The studio kept the atmosphere as clear as possible offering a variety of solutions to boost up the creative process and to ensure a neutral background where the ideas of the team to grow and develop. The industrial touch in the exposed duct and workstations materials leaves the sense of a reference to an idea factory.
The key of this design is to empower the existing elements, as an opposition to the contemporary elements required for the activity itself. From a perspective of simplicity, the former house was transformed into an open space, where geometry and some simple elements, organize the room and adapt it to the office needed by the company.
We imported a retail look to energise the Kendo team, who’d been crammed into tiny offices that didn’t suit either their needs or the company vibe,” said the designers. The offices occupy a full upper floor of high-rise building in Downtown San Francisco. After exiting the elevators, the hall opens onto a reception and show area to one side.

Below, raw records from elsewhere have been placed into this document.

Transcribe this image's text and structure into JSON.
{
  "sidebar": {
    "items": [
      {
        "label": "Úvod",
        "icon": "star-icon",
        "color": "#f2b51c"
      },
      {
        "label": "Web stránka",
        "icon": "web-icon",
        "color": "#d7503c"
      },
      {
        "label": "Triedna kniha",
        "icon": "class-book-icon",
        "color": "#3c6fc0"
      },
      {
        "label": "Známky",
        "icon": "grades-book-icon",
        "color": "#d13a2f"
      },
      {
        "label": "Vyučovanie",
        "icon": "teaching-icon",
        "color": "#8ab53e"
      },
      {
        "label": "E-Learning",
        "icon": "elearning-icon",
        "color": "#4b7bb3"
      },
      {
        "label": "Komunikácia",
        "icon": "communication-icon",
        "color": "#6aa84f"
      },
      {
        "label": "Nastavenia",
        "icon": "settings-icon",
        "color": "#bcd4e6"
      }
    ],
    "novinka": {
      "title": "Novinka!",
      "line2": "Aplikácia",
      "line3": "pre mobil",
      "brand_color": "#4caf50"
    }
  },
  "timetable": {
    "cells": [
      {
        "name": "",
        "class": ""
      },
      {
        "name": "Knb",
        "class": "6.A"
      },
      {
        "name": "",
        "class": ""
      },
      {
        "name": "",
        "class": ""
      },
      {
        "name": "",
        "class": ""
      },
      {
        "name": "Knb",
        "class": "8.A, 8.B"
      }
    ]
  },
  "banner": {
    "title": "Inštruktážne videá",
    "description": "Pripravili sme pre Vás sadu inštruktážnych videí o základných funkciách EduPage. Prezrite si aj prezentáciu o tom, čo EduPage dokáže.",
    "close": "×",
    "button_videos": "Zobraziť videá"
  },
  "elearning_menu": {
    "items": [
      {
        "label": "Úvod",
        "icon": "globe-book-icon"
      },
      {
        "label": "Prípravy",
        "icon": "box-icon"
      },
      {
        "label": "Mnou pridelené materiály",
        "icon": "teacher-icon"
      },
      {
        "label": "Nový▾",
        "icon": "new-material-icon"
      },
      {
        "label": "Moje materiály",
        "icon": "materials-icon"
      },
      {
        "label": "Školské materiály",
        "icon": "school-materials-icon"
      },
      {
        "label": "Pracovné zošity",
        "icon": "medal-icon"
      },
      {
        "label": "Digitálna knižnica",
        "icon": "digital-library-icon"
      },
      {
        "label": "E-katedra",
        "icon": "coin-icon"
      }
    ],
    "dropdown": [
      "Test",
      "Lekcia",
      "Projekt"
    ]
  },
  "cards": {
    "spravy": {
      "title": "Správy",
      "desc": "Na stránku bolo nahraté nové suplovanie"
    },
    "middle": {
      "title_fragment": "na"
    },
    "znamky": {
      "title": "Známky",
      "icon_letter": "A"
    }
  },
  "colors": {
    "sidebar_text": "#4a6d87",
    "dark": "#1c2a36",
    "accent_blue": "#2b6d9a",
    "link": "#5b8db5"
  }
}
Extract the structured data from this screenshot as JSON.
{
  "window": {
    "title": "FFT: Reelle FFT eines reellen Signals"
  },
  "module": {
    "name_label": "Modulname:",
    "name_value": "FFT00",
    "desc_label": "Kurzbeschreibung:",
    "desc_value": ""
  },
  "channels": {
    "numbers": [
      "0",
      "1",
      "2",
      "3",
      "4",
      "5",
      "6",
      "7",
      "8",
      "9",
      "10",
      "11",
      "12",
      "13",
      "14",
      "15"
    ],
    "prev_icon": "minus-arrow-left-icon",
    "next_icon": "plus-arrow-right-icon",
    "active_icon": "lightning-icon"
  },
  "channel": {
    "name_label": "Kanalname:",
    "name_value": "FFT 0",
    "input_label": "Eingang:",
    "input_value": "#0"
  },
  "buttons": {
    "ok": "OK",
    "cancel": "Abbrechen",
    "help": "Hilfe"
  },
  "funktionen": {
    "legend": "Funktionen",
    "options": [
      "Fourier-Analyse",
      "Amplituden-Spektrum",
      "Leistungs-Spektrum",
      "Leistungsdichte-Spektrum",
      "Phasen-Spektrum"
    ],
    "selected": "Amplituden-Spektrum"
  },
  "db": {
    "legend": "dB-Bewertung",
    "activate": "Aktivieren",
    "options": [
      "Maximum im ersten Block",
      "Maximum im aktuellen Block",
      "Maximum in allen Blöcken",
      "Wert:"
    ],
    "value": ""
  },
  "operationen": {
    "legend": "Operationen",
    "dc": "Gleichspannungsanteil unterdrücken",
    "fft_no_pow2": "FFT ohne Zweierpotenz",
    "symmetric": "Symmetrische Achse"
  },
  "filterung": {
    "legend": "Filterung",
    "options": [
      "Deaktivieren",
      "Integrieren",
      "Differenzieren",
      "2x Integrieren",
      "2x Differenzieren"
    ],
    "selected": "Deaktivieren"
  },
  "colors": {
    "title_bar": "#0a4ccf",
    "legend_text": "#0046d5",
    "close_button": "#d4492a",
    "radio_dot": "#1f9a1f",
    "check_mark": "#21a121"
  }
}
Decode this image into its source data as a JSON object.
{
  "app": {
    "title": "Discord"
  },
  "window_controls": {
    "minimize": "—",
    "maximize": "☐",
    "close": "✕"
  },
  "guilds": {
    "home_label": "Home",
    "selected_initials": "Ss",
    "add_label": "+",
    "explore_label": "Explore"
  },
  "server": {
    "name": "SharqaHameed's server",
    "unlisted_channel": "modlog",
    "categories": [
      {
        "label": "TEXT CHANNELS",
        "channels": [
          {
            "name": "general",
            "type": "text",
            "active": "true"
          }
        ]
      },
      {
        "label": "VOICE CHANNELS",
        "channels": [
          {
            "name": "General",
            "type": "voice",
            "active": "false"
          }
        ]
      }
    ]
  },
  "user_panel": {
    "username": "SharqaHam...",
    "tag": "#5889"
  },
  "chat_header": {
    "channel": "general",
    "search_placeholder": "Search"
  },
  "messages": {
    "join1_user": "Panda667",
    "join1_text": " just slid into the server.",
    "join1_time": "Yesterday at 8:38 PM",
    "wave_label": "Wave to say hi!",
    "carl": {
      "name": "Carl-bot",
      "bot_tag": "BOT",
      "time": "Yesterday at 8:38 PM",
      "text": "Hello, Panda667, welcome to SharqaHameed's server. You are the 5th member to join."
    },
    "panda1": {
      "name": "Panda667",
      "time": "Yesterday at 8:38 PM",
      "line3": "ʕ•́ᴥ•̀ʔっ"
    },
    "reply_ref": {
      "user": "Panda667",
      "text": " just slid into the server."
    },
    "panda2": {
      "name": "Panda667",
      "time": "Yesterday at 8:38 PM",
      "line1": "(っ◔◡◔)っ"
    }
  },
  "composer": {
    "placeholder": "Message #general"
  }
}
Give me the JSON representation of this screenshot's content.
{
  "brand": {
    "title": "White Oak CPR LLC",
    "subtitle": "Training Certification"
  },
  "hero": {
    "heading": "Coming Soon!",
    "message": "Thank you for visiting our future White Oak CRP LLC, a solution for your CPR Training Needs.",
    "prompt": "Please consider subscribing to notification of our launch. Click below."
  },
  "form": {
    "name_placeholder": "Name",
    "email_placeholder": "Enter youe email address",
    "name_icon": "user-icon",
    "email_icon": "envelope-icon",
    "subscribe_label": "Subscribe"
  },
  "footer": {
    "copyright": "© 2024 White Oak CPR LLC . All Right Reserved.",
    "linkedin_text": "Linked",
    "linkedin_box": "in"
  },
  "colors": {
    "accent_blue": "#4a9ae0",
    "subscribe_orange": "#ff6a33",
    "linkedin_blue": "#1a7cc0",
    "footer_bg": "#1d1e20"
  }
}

Freedom, openness and returning to simplicity are the spirits that Blue Space advocates. When Bloom Design is commissioned to do the design for this old space, it decides not to cater for popular aesthetics but to look at how to make a difference and how to shape the temperament of fashion of Blue Space.
Since the offices are located in a building listed for conservation, whose renovation included the addition of new floors, it allows a natural and authentic dialogue between old and new that’s reflected in the interior design. For example, exposed old wall constructed from silicate blocks, alongside contemporary, unprocessed construction materials like exposed concrete blocks.